With the Loving case, the Supreme Court tore down the last remaining segregation laws—those that barred whites and nonwhites from marrying and forming families together. Although it would take some time for the ruling to be fully accepted—in many southern states, court clerks continued to refuse to issue marriage licenses to interracial couples for several years after Loving—the ruling did not generate violence or massive resistance the way that the decision in Brown v. Board of Education had.
The decision played a major role in the gradual change in attitudes about interracial marriage among Americans. In 1965, 48 percent expressed support for miscegenation laws, but by 1970, only 35 percent did so. Approval of interracial marriage has risen from 4 percent in 1958 to 87 percent today. The number of interracial couples in the United States has increased dramatically too since the time of the Loving decision, from around 150,000 mixed-race married couples in 1960 to about 5.4 million today. And Loving has become a symbol of equality, now frequently invoked by the marriage equality movement. Richard and Mildred Loving’s wish to be left alone to raise their family in peace has allowed many other American families to live peacefully as well.

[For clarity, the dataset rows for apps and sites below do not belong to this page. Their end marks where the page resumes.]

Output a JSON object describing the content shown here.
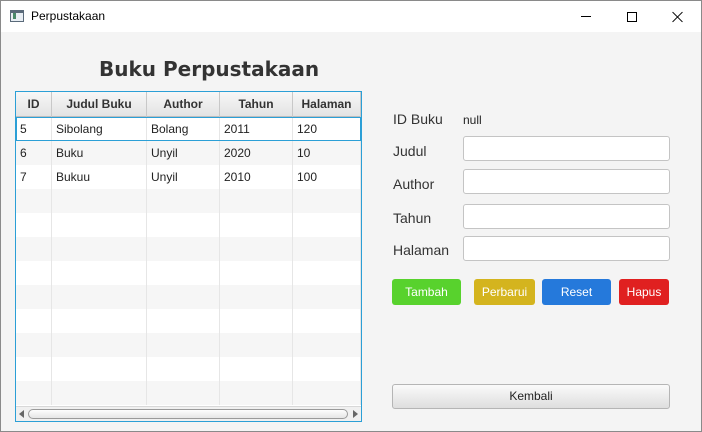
{
  "window": {
    "title": "Perpustakaan",
    "icon": "app-window-icon"
  },
  "heading": "Buku Perpustakaan",
  "table": {
    "columns": [
      "ID",
      "Judul Buku",
      "Author",
      "Tahun",
      "Halaman"
    ],
    "rows": [
      [
        "5",
        "Sibolang",
        "Bolang",
        "2011",
        "120"
      ],
      [
        "6",
        "Buku",
        "Unyil",
        "2020",
        "10"
      ],
      [
        "7",
        "Bukuu",
        "Unyil",
        "2010",
        "100"
      ]
    ],
    "selected_row": 0,
    "empty_rows": 9
  },
  "form": {
    "id_label": "ID Buku",
    "id_value": "null",
    "judul_label": "Judul",
    "judul_value": "",
    "author_label": "Author",
    "author_value": "",
    "tahun_label": "Tahun",
    "tahun_value": "",
    "halaman_label": "Halaman",
    "halaman_value": ""
  },
  "buttons": {
    "tambah": "Tambah",
    "perbarui": "Perbarui",
    "reset": "Reset",
    "hapus": "Hapus",
    "kembali": "Kembali"
  },
  "colors": {
    "tambah": "#58d22d",
    "perbarui": "#d4b41e",
    "reset": "#2579db",
    "hapus": "#e02020",
    "table_focus": "#2b9fd6"
  }
}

Recommendations to learn more about Mildred and Richard Loving and their Supreme Court case:
The Loving Story, a documentary film directed by Nancy Buirski